» **What the exercise asks**
From the material below, copy out each line with the word "Cookies" in it.

» **The records**

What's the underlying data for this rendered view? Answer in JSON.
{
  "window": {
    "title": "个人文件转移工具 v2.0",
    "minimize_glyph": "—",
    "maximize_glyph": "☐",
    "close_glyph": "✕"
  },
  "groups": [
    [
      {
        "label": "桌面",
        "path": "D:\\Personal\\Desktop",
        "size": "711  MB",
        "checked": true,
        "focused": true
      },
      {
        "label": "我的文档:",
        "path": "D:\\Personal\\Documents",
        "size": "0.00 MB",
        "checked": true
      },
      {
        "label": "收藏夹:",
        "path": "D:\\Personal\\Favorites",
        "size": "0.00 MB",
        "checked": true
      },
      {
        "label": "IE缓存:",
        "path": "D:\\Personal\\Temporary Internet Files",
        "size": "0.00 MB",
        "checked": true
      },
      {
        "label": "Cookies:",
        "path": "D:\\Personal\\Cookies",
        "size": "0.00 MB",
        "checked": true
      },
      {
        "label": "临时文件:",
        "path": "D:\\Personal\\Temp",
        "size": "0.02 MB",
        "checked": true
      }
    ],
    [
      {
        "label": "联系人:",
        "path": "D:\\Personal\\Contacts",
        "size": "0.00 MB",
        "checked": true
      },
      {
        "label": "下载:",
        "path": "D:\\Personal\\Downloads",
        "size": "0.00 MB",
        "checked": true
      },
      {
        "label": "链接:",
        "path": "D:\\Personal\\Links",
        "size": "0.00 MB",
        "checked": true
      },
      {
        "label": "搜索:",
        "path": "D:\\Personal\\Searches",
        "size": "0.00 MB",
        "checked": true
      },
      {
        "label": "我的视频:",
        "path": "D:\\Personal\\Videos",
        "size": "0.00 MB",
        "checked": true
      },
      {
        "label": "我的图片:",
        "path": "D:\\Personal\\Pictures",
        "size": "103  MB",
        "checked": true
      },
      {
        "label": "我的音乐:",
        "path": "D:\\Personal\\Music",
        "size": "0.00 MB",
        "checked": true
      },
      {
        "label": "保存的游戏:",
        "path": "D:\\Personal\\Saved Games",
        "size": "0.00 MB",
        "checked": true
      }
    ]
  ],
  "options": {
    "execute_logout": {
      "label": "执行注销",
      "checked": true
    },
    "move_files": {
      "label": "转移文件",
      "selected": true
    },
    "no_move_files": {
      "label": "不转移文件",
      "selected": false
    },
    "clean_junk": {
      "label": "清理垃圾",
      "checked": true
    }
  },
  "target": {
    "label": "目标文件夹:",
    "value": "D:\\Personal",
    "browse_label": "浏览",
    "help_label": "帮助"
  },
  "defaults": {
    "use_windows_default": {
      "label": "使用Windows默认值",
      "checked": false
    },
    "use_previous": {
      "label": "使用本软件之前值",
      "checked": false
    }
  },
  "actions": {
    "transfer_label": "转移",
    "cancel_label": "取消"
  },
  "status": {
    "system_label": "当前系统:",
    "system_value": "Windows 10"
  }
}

» **Output of the task**
        "label": "Cookies:",
        "path": "D:\\Personal\\Cookies",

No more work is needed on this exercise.